If there’s one thing we can all agree on, it’s that the Joker would be a much better character if only his origins were explored better. So it’s with delight that we see Deadline reporting that a brand new, stand-alone Joker origin movie is in the works.
Okay, sarcasm aside, this is a very strange story, for a number of reasons. Deadline write that the film will be produced by Martin Scorsese (!), and directed by The Hangover’s Todd Phillips, which feels somewhat like a clash of styles, although perhaps that’s the intent. They also write that “the intention is to make a gritty and grounded hard-boiled crime film set in early-80s Gotham City that isn’t meant to feel like a DC movie as much as one of Scorsese’s films from that era, like Taxi Driver, Raging Bull or The King Of Comedy” (and let’s skip over the fact that those three films are all quite different from one-another – again, maybe that’s a deliberate tonal clash).
It’s generally accepted by fans of the character – in both his comics and screen iterations – that the less we know about where the Joker has come from, the better. It’s one of the many things that made Heath Ledger’s portrayal so memorable – the idea that he was simply a force of nature, and that not knowing who he was or why he was the way he was made him all the more unpredictable. By contrast, one of the things that weakened the 1989 Jack Nicholson version was having known and met Jack Napier beforehand – it meant that to some, the character Nicholson was playing (while fantastically entertaining and sinister in equal measure) was really just Napier in clown makeup rather than the Joker.
On the page, meanwhile, his background has always been obfuscated. It’s been canonically established ever since the 1951 story The Man Behind The Red Hood that the Joker was previously a petty thief called the Red Hood, who took on his clown-like visage when he fell into a vat of chemicals during a heist gone wrong. But crucially, we’ve never learned who he actually was, or even what he looked like, under the hood.

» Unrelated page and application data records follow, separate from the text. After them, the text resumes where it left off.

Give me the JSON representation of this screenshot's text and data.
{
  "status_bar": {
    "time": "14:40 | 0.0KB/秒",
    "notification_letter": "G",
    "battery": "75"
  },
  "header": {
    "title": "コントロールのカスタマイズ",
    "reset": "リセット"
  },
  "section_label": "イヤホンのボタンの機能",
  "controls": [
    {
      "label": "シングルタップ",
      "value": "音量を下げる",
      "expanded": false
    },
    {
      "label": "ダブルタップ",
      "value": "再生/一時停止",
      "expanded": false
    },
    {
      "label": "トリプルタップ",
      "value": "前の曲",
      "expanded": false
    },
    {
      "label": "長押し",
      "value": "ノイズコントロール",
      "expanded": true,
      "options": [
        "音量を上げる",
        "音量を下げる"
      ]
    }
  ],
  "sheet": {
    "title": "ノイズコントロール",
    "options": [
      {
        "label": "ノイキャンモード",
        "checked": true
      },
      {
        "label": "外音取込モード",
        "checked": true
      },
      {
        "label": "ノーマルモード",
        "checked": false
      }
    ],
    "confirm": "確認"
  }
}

Famously, Alan Moore and Brian Bolland’s classic 1988 story The Killing Joke featured flashbacks to a struggling standup comedian corralled into carrying out the robbery after the death of his pregnant wife – but it also had the get-out clause of the Joker later admitting that his recollections of the past are hazy, with the famous line “If I’m going to have a past, I prefer it to be multiple choice”.

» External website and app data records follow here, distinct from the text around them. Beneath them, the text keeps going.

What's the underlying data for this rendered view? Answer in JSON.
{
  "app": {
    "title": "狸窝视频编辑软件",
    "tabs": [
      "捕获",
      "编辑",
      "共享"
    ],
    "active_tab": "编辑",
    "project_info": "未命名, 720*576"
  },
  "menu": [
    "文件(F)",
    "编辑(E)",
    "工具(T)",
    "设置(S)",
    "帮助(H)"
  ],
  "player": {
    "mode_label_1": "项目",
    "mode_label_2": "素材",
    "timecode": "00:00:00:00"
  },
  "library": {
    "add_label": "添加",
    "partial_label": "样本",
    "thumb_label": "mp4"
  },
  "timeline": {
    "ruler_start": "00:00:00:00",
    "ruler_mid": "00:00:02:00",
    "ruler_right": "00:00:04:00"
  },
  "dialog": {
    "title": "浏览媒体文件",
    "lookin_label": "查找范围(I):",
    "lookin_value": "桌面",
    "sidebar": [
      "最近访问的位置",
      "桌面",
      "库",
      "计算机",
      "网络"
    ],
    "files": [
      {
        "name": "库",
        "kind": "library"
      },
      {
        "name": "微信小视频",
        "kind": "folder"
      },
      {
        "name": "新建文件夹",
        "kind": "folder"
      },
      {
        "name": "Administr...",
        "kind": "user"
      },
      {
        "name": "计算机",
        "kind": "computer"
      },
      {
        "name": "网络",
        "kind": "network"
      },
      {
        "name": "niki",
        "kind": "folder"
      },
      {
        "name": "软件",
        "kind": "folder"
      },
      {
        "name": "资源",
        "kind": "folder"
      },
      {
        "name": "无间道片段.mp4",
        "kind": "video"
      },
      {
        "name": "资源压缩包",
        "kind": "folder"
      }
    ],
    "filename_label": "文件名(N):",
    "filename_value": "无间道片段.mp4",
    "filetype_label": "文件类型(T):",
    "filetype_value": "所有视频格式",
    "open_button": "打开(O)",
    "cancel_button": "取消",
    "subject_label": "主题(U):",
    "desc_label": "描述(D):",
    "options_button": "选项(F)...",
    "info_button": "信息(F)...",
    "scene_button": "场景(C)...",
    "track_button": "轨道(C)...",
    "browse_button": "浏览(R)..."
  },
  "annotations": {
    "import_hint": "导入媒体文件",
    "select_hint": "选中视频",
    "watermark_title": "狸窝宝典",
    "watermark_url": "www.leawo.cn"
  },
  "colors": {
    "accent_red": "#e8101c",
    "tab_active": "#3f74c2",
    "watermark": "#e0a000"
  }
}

DC/Warners’ recent obsession with going back and telling stories about their characters before they became the ones we know and love already feels a little tiresome, but to do so with the Joker of all people feels especially misjudged. Nor does he seem like a character who would particularly fit into a 1980s Scorsese-style “gritty” crime drama. Indeed, you could name several other Bat-characters – most notably Two-Face – who would surely fit it better if that’s a story they feel determined to tell.
Perhaps the most intriguing – certainly the most positive – aspect of this news is the idea that DC are actively developing a set of movies outside of the “regular” DCEU continuity. Whether or not their attempt at hacking together a shared universe has been a failure or not is still open to debate (we’ll surely know more about that in the wake of Justice League), but doing standalone “Elseworld” style stories (either instead of or in addition to the shared universe) strikes us as a way that DC could mark themselves out as genuinely distinct from Marvel, and bring a little more variety and invention into their slate. It also, perhaps, lends a little more credence to those Red Son rumours that were kicking around a little while ago.
As to what this means for the future of Jared Leto’s version of the character? Well, don’t get your hopes up too much – he’s purportedly still going to be hanging around like a bad smell in Suicide Squad 2 and Gotham City Sirens. And if you’re thinking it’s one of cinema’s great injustices that he looks set to be the first screen version of the Joker to make it into more than one film, well, you wouldn’t be alone.
Deadline report that the script for this film – by Phillips and Scott Silver (8 Mile) – is already in development, but there’s no word on any scheduling as yet. For the moment, we’d give this film three out of five Channing Tatums on the Gambit Scale of Future Movie Likelihood.